Great Conversations forum focuses on future of affordable housing

Kevin McCahill

Tonight some of the top minds on the subject of affordable housing will meet to discuss the future of the hot-button issue.

Ann Forsyth, director of the University’s Metropolitan Design Center, will talk with Nicholas P. Retsinas, director of Harvard University’s Joint Center for Housing Studies, as part of the College of Continuing Education’s Great Conversations events at 7:30 p.m. in Ted Mann Concert Hall.

The conversation coincides with the Home House Project being shown at the Weisman Art Museum, which focuses on affordable housing ideas.

Margy Ligon, executive producer of the conversations, said tonight’s event will fit in well.

Ligon asked Forsyth whom she would like to talk with on the affordable housing debate, and she chose Retsinas.

“He really understands the combination of forces that is making affording housing less and less available,” Ligon said.

Retsinas has been named one of the 25 most influential people in real estate by the National Association of Realtors and is also a member of the National Housing Hall of Fame.

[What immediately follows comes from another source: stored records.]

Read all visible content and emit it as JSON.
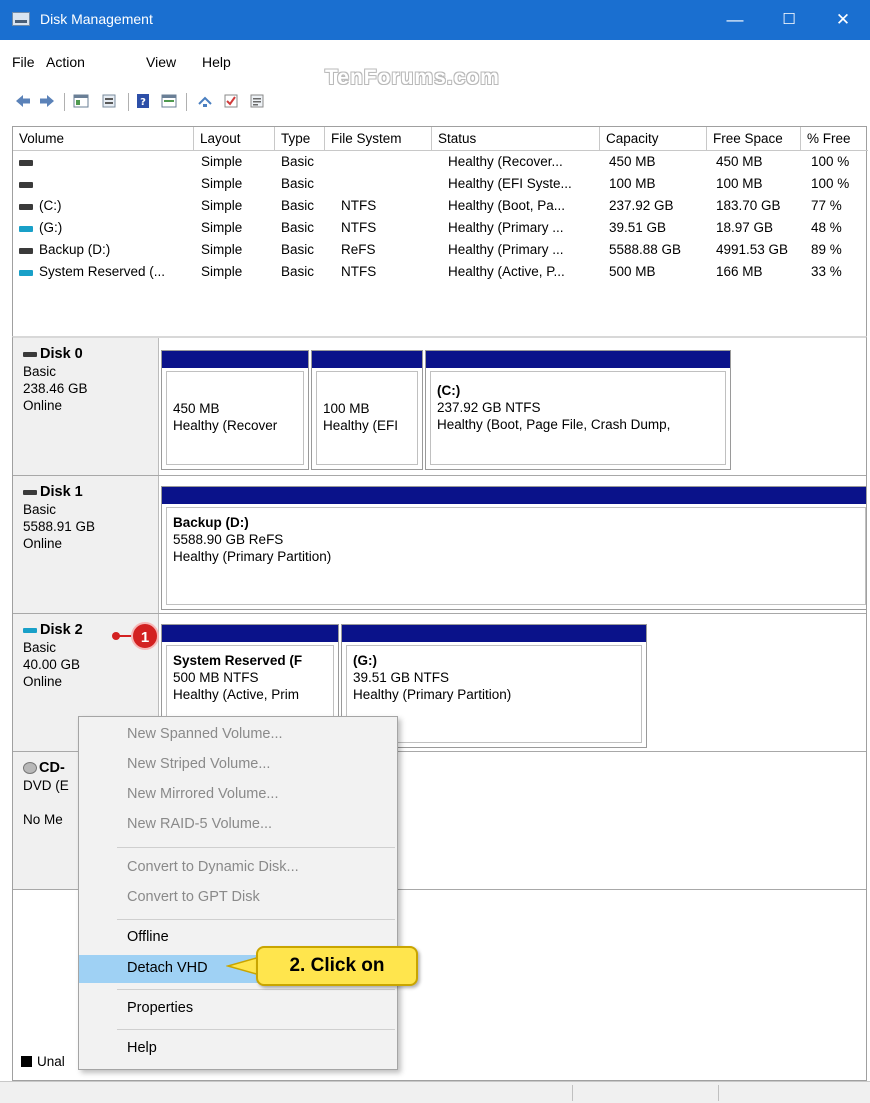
{
  "window": {
    "title": "Disk Management",
    "controls": {
      "minimize": "—",
      "maximize": "☐",
      "close": "✕"
    }
  },
  "menu": [
    "File",
    "Action",
    "View",
    "Help"
  ],
  "watermark": "TenForums.com",
  "volume_table": {
    "columns": [
      "Volume",
      "Layout",
      "Type",
      "File System",
      "Status",
      "Capacity",
      "Free Space",
      "% Free"
    ],
    "rows": [
      {
        "volume": "",
        "icon": "disk-icon",
        "layout": "Simple",
        "type": "Basic",
        "fs": "",
        "status": "Healthy (Recover...",
        "capacity": "450 MB",
        "free": "450 MB",
        "pct": "100 %"
      },
      {
        "volume": "",
        "icon": "disk-icon",
        "layout": "Simple",
        "type": "Basic",
        "fs": "",
        "status": "Healthy (EFI Syste...",
        "capacity": "100 MB",
        "free": "100 MB",
        "pct": "100 %"
      },
      {
        "volume": "(C:)",
        "icon": "disk-icon",
        "layout": "Simple",
        "type": "Basic",
        "fs": "NTFS",
        "status": "Healthy (Boot, Pa...",
        "capacity": "237.92 GB",
        "free": "183.70 GB",
        "pct": "77 %"
      },
      {
        "volume": "(G:)",
        "icon": "vhd-disk-icon",
        "layout": "Simple",
        "type": "Basic",
        "fs": "NTFS",
        "status": "Healthy (Primary ...",
        "capacity": "39.51 GB",
        "free": "18.97 GB",
        "pct": "48 %"
      },
      {
        "volume": "Backup (D:)",
        "icon": "disk-icon",
        "layout": "Simple",
        "type": "Basic",
        "fs": "ReFS",
        "status": "Healthy (Primary ...",
        "capacity": "5588.88 GB",
        "free": "4991.53 GB",
        "pct": "89 %"
      },
      {
        "volume": "System Reserved (...",
        "icon": "vhd-disk-icon",
        "layout": "Simple",
        "type": "Basic",
        "fs": "NTFS",
        "status": "Healthy (Active, P...",
        "capacity": "500 MB",
        "free": "166 MB",
        "pct": "33 %"
      }
    ]
  },
  "disks": [
    {
      "name": "Disk 0",
      "type": "Basic",
      "size": "238.46 GB",
      "state": "Online",
      "partitions": [
        {
          "title": "",
          "line1": "450 MB",
          "line2": "Healthy (Recover"
        },
        {
          "title": "",
          "line1": "100 MB",
          "line2": "Healthy (EFI"
        },
        {
          "title": "(C:)",
          "line1": "237.92 GB NTFS",
          "line2": "Healthy (Boot, Page File, Crash Dump,"
        }
      ]
    },
    {
      "name": "Disk 1",
      "type": "Basic",
      "size": "5588.91 GB",
      "state": "Online",
      "partitions": [
        {
          "title": "Backup  (D:)",
          "line1": "5588.90 GB ReFS",
          "line2": "Healthy (Primary Partition)"
        }
      ]
    },
    {
      "name": "Disk 2",
      "type": "Basic",
      "size": "40.00 GB",
      "state": "Online",
      "partitions": [
        {
          "title": "System Reserved  (F",
          "line1": "500 MB NTFS",
          "line2": "Healthy (Active, Prim"
        },
        {
          "title": "(G:)",
          "line1": "39.51 GB NTFS",
          "line2": "Healthy (Primary Partition)"
        }
      ]
    },
    {
      "name": "CD-",
      "type": "DVD (E",
      "size": "",
      "state": "No Me"
    }
  ],
  "unallocated_legend": "Unal",
  "context_menu": {
    "items": [
      {
        "label": "New Spanned Volume...",
        "enabled": false
      },
      {
        "label": "New Striped Volume...",
        "enabled": false
      },
      {
        "label": "New Mirrored Volume...",
        "enabled": false
      },
      {
        "label": "New RAID-5 Volume...",
        "enabled": false
      },
      {
        "label": "Convert to Dynamic Disk...",
        "enabled": false
      },
      {
        "label": "Convert to GPT Disk",
        "enabled": false
      },
      {
        "label": "Offline",
        "enabled": true
      },
      {
        "label": "Detach VHD",
        "enabled": true,
        "highlighted": true
      },
      {
        "label": "Properties",
        "enabled": true
      },
      {
        "label": "Help",
        "enabled": true
      }
    ]
  },
  "callouts": {
    "step1": "1",
    "step2": "2. Click on"
  },
  "colors": {
    "titlebar": "#1a6fd0",
    "partition_bar": "#0a128a",
    "highlight": "#9fd1f4",
    "callout_red": "#d32121",
    "callout_yellow": "#ffe54d"
  }
}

He also worked for the Federal Housing Commission under former President Bill Clinton.

Forsyth said now is an important time to discuss housing.

“The housing market, particularly in attractive areas like the Twin Cities, go through a process where housing in locations that are attractive get quite expensive, and that causes issues,” she said. “That drives the cost of housing up.”

Forsyth said the exhibit at the Weisman is useful in discussing housing solutions.

“They are pretty arty but have some big ideas,” she said.

At the forum Forsyth and Retsinas will discuss the state of housing and ways to create more affordable housing.

She cited government subsidies, less expensive construction and lower land prices as options to reduce prices, although she said these aren’t the easiest to get into action.

“Most students are worried about affordable housing,” Forsyth said. “Business students should be worried about housing their work force, sociology students (should be) interested in cities that house all kinds of people.”

Colleen Sheehy, director of education for the Weisman, said she was glad to see that the conversation will take place.

“We’re really pleased that such a high-visibility event could be linked to the exhibit,” she said.

Sheehy said the event will give people a better understanding of the big picture of what is going on.

“It makes a dry topic very accessible,” she said. “It’s like a dinner conversation, just a really informed one.”

The College of Continuing Education is producing the series, which began in 2002. More than 23 conversations have been had since its inception.

“It’s a way to highlight the faculty at the University and research being done on timely topics,” Ligon said. “These are issues we are dealing with in our lives.”

The event, Ligon said, would be great for students who will have a chance to see their professors show their knowledge.

“They have been an amazing resource,” Ligon said. “They get to see the quality of their own faculty in a very different way.”

As a first for the conversations, the event will be recorded and available for download at www.cce.umn.edu/conversations.

The event begins at 7:30 p.m. and tickets are $23.50 for University students, staff and faculty members.